▶ [The task] Reproduce the entries that follow precisely, setting aside any images.

━━━━━ Supplied information ━━━━━

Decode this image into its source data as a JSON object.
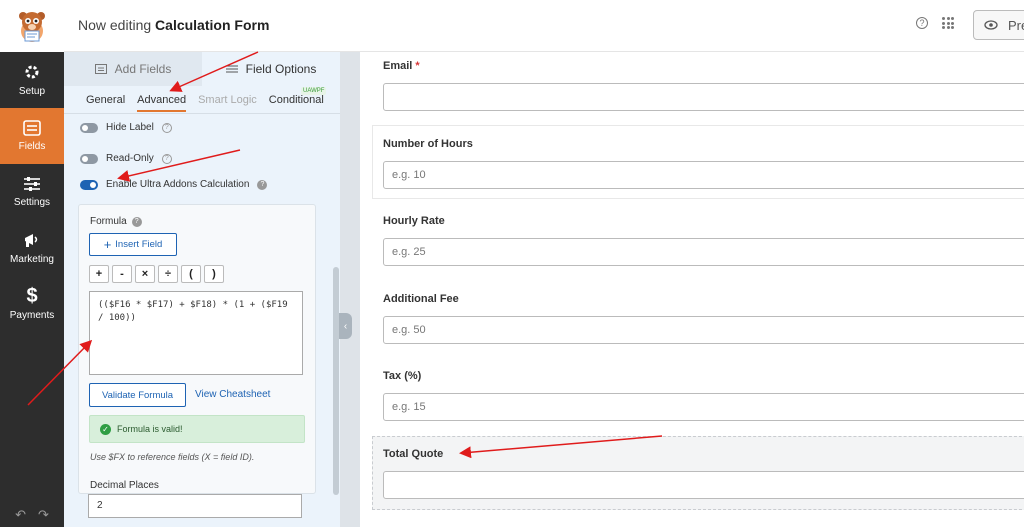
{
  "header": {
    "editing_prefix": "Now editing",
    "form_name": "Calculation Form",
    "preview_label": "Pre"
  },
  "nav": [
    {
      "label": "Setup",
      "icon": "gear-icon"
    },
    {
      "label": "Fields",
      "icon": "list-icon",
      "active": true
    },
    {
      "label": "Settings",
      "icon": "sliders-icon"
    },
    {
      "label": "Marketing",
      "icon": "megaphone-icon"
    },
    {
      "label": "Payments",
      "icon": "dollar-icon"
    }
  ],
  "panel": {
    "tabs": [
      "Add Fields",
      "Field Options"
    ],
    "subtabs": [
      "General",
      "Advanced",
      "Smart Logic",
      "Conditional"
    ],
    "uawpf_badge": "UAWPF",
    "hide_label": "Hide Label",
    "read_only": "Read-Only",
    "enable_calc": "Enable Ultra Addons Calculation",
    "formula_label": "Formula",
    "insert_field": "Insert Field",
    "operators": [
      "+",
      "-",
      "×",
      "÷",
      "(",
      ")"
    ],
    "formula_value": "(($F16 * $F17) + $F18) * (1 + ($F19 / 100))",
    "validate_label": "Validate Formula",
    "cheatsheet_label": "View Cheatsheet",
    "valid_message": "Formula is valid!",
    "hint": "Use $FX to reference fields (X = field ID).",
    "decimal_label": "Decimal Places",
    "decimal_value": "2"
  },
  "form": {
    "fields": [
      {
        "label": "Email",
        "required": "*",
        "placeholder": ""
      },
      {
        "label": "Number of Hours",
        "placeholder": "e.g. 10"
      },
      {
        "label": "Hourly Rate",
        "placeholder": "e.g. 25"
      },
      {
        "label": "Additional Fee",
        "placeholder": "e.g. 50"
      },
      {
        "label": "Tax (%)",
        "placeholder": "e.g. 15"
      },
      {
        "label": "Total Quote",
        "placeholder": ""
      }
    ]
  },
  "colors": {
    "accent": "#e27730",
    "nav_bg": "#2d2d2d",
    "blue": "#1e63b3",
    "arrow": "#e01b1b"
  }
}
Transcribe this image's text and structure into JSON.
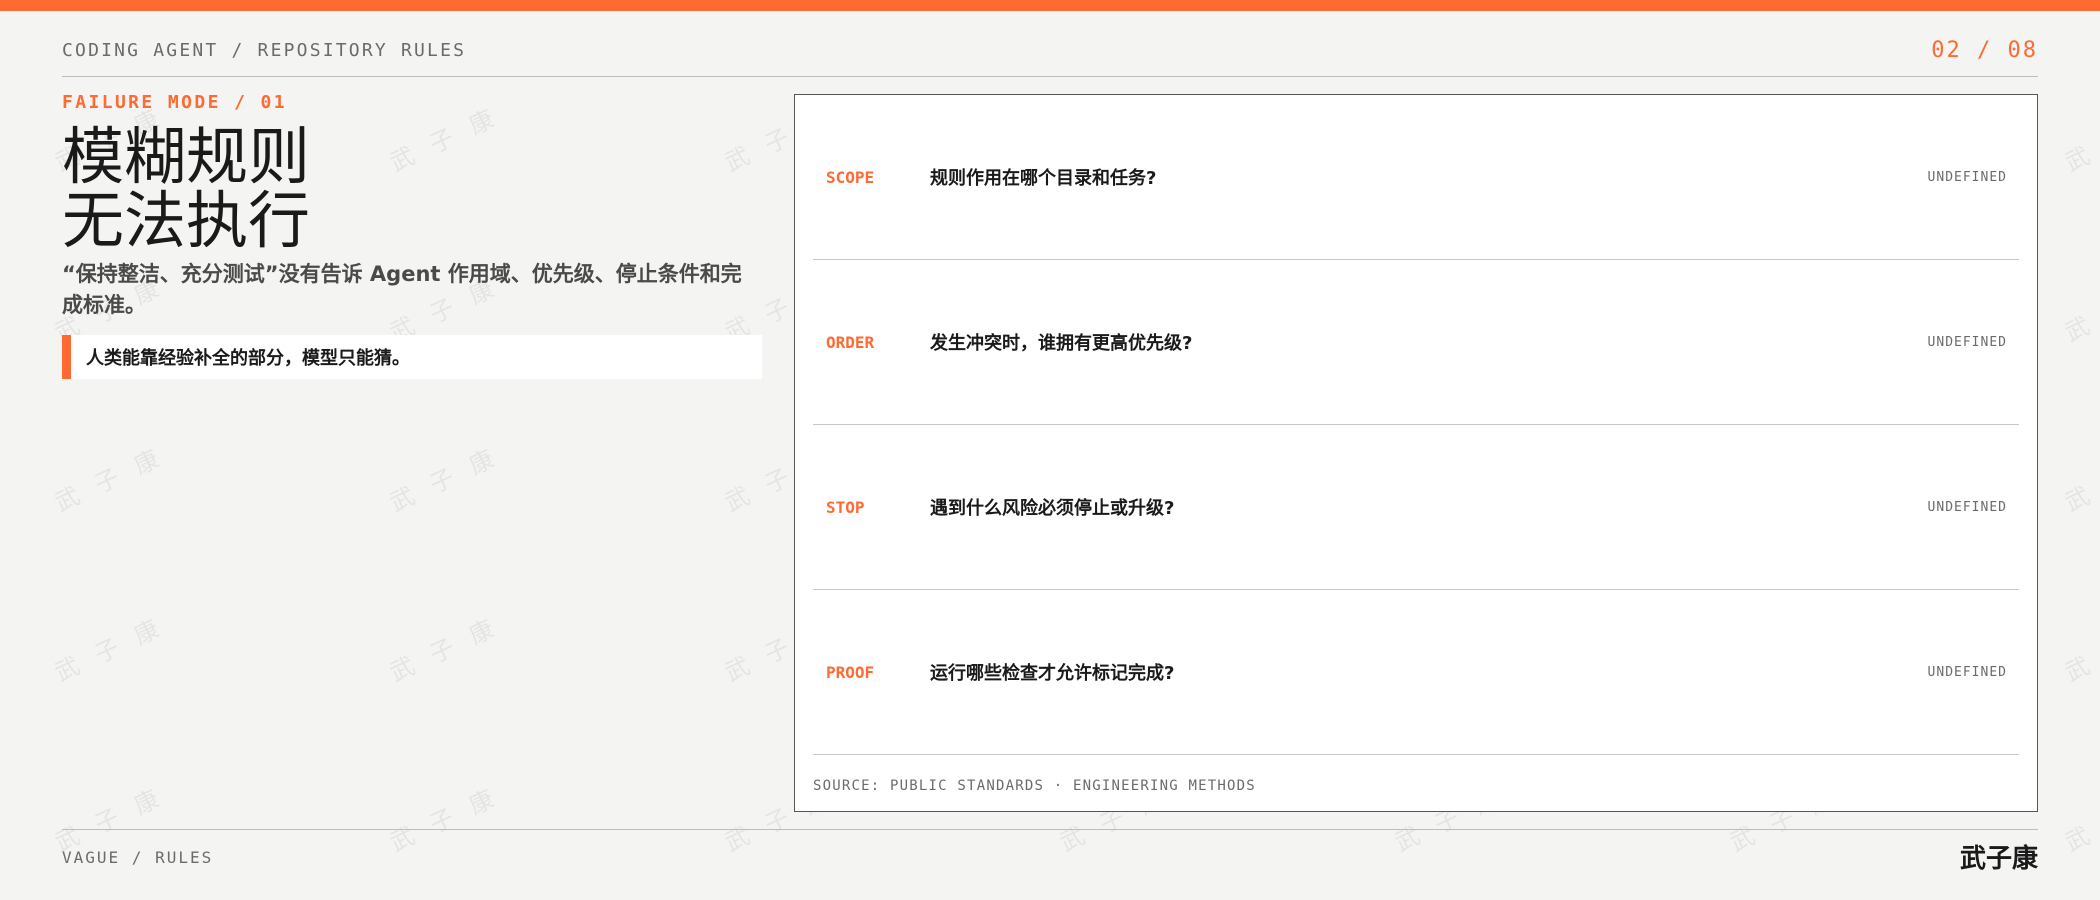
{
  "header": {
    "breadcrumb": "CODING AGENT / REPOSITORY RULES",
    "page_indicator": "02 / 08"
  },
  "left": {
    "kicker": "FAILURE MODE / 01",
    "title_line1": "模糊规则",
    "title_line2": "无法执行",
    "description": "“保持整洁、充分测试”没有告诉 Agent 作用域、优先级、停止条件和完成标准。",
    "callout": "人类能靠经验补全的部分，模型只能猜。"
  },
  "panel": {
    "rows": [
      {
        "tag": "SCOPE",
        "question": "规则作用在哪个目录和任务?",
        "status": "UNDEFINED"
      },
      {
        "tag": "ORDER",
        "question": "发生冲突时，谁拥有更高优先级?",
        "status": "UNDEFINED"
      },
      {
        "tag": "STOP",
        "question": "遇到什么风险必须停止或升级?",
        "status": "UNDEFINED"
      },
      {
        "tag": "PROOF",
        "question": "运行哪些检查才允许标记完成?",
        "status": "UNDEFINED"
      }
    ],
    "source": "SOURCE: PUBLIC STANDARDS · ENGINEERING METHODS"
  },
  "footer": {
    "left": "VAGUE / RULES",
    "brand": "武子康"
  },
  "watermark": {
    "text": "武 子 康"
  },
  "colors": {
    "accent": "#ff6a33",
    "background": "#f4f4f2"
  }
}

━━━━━

▶ [Worked solution]
Decode this image into its source data as a JSON object.
{
  "header": {
    "editing_prefix": "Now editing",
    "form_name": "Calculation Form",
    "preview_label": "Pre"
  },
  "nav": [
    {
      "label": "Setup",
      "icon": "gear-icon"
    },
    {
      "label": "Fields",
      "icon": "list-icon",
      "active": true
    },
    {
      "label": "Settings",
      "icon": "sliders-icon"
    },
    {
      "label": "Marketing",
      "icon": "megaphone-icon"
    },
    {
      "label": "Payments",
      "icon": "dollar-icon"
    }
  ],
  "panel": {
    "tabs": [
      "Add Fields",
      "Field Options"
    ],
    "subtabs": [
      "General",
      "Advanced",
      "Smart Logic",
      "Conditional"
    ],
    "uawpf_badge": "UAWPF",
    "hide_label": "Hide Label",
    "read_only": "Read-Only",
    "enable_calc": "Enable Ultra Addons Calculation",
    "formula_label": "Formula",
    "insert_field": "Insert Field",
    "operators": [
      "+",
      "-",
      "×",
      "÷",
      "(",
      ")"
    ],
    "formula_value": "(($F16 * $F17) + $F18) * (1 + ($F19 / 100))",
    "validate_label": "Validate Formula",
    "cheatsheet_label": "View Cheatsheet",
    "valid_message": "Formula is valid!",
    "hint": "Use $FX to reference fields (X = field ID).",
    "decimal_label": "Decimal Places",
    "decimal_value": "2"
  },
  "form": {
    "fields": [
      {
        "label": "Email",
        "required": "*",
        "placeholder": ""
      },
      {
        "label": "Number of Hours",
        "placeholder": "e.g. 10"
      },
      {
        "label": "Hourly Rate",
        "placeholder": "e.g. 25"
      },
      {
        "label": "Additional Fee",
        "placeholder": "e.g. 50"
      },
      {
        "label": "Tax (%)",
        "placeholder": "e.g. 15"
      },
      {
        "label": "Total Quote",
        "placeholder": ""
      }
    ]
  },
  "colors": {
    "accent": "#e27730",
    "nav_bg": "#2d2d2d",
    "blue": "#1e63b3",
    "arrow": "#e01b1b"
  }
}
Transcribe this image's text and structure into JSON.
{
  "header": {
    "breadcrumb": "CODING AGENT / REPOSITORY RULES",
    "page_indicator": "02 / 08"
  },
  "left": {
    "kicker": "FAILURE MODE / 01",
    "title_line1": "模糊规则",
    "title_line2": "无法执行",
    "description": "“保持整洁、充分测试”没有告诉 Agent 作用域、优先级、停止条件和完成标准。",
    "callout": "人类能靠经验补全的部分，模型只能猜。"
  },
  "panel": {
    "rows": [
      {
        "tag": "SCOPE",
        "question": "规则作用在哪个目录和任务?",
        "status": "UNDEFINED"
      },
      {
        "tag": "ORDER",
        "question": "发生冲突时，谁拥有更高优先级?",
        "status": "UNDEFINED"
      },
      {
        "tag": "STOP",
        "question": "遇到什么风险必须停止或升级?",
        "status": "UNDEFINED"
      },
      {
        "tag": "PROOF",
        "question": "运行哪些检查才允许标记完成?",
        "status": "UNDEFINED"
      }
    ],
    "source": "SOURCE: PUBLIC STANDARDS · ENGINEERING METHODS"
  },
  "footer": {
    "left": "VAGUE / RULES",
    "brand": "武子康"
  },
  "watermark": {
    "text": "武 子 康"
  },
  "colors": {
    "accent": "#ff6a33",
    "background": "#f4f4f2"
  }
}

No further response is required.